The researchers measured the effects of each environment on a number of factors, including inflammation, mood, and blood pressure.
Study participants went on a 7-day trip to an evergreen forest, while the control group was sent to a city area.
The control group showed no significant changes in their results.
In contrast, the "forest bathers” enjoyed significant drops in blood pressure and bio-markers for inflammation, both of which are linked to better cardiovascular health.
#3– Boost your immune health
In addition to heart benefits, walks in the woods also provide a significant and profound immune lift that lasts.
A 2010 Japanese study analyzed specific immune-boosting benefits of forest bathing.
The participating adults spent three days in a forest, and had their blood analyzed after 2 days, 3 days, 7 days and 30 days, to measure the levels and activity of the immune system's "natural killer” (NK) cells.

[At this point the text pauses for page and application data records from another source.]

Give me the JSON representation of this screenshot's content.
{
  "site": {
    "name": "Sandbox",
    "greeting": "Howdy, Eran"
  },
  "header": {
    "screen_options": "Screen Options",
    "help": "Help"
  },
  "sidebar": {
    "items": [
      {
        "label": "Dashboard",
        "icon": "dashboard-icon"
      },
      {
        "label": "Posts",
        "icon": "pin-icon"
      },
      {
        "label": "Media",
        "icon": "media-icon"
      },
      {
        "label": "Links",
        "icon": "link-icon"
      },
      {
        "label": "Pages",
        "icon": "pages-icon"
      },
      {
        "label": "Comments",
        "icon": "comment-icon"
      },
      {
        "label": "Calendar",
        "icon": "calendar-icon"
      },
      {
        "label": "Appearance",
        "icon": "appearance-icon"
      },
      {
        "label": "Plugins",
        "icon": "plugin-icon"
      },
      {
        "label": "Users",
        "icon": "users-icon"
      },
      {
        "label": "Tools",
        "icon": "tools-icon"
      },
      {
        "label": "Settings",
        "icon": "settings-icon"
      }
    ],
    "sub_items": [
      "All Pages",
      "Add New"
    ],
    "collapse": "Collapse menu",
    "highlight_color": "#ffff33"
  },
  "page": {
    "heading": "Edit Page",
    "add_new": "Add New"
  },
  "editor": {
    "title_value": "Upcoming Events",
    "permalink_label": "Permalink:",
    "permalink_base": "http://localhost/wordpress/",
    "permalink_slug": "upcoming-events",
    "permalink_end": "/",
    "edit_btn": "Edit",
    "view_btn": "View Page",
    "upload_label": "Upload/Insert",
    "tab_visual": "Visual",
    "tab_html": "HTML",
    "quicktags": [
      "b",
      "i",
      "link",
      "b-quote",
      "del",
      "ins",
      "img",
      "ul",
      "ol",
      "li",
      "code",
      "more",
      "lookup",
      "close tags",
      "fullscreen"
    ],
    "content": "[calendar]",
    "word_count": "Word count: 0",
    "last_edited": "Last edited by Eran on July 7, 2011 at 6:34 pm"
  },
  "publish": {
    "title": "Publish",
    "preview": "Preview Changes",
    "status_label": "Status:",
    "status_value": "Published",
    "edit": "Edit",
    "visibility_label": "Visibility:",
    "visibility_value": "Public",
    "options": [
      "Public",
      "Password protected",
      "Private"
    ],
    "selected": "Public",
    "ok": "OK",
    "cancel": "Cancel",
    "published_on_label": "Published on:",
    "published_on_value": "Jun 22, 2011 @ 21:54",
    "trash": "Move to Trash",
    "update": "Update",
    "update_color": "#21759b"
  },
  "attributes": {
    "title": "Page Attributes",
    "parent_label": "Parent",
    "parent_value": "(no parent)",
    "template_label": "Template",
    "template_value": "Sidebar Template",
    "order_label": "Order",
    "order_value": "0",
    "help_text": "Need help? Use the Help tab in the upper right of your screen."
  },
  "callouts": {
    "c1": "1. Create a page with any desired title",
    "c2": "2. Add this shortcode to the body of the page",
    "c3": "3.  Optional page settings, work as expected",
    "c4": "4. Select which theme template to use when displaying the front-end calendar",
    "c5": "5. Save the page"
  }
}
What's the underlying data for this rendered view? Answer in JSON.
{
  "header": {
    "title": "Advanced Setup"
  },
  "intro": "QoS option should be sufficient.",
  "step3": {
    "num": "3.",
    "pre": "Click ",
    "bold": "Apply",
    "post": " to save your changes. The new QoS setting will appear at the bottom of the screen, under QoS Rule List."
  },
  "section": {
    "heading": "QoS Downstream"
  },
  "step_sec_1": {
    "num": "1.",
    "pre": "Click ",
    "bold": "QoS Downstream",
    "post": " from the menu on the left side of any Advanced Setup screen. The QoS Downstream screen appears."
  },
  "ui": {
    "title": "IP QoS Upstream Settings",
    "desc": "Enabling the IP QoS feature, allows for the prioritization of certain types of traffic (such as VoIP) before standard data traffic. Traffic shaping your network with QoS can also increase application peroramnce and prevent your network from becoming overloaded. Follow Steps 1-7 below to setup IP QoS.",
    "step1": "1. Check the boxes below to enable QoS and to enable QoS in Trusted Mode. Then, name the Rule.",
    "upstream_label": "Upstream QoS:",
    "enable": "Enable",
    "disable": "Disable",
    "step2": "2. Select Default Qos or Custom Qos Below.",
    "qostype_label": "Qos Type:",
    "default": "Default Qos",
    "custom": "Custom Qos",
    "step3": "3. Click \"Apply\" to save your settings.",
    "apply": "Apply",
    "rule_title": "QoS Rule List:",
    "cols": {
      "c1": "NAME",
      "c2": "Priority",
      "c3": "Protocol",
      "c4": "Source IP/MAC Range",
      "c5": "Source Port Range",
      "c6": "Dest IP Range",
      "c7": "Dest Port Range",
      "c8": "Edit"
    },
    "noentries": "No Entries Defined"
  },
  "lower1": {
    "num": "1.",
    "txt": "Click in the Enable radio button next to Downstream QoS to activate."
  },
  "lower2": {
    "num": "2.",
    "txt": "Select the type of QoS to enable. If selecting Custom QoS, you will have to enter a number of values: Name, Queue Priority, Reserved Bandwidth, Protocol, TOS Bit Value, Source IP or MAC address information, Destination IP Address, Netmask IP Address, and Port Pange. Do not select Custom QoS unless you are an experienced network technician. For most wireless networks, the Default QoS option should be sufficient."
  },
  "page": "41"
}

Natural killer cells are white blood cells that protect us against virus-infected and cancerous cells.
The control group went about their normal work days, and underwent the identical NK cell analyses.
Amazingly, NK cell levels were significantly higher after just two days in the forest … and this improvement lasted for more than 30 days.
The encouraging results suggest that a monthly forest journey delivers lasting immunity benefits.
How fast do nature walks work?
How much "green time” do you need to gain significant benefits?
A 2010 meta-analysis of the available evidence measured the effects of "green exercise” on mood and self-esteem.
The benefits were almost instantaneous, with participants reporting a mood-lift in just under five minutes.
In fact, the reported mood and self-esteem boosts occurred regardless of the duration, intensity, or location of the "green exercise”, and were reported by participants of both genders, all ages, and varying health status.
So, if you need a quick mood-boost, just duck outside for a few minutes!
As the researchers put it: "Exposure to nature via green exercise can be thus conceived as a readily available therapy with no obvious side effects.”
What's your relationship with the forest?
I'd love to hear more about your walking meditations, forest baths and other outdoor adventures.
Please email me and let me know!
- Barton J, Pretty J. What is the best dose of nature and green exercise for improving mental health? A multi-study analysis. Environ Sci Technol. 2010 May 15; 44(10): 3947-55.
- Mao GX1, Cao YB, Lan XG, He ZH, Chen ZM, Wang YZ, Hu XL, Lv YD, Wang GF, Yan J. Therapeutic effect of forest bathing on human hypertension in the elderly. J Cardiol. 2012 Dec; 60(6): 495-502.
- Park BJ1, Tsunetsugu Y, Kasetani T, Kagawa T, Miyazaki Y. The physiological effects of Shinrin-yoku (taking in the forest atmosphere or forest bathing): evidence from field experiments in 24 forests across Japan. Environ Health Prev Med. 2010 Jan; 15(1): 18-26.
- Qing Li. Effect of forest bathing trips on human immune function. Environ Health Prev Med. 2010 Jan; 15(1): 9–17.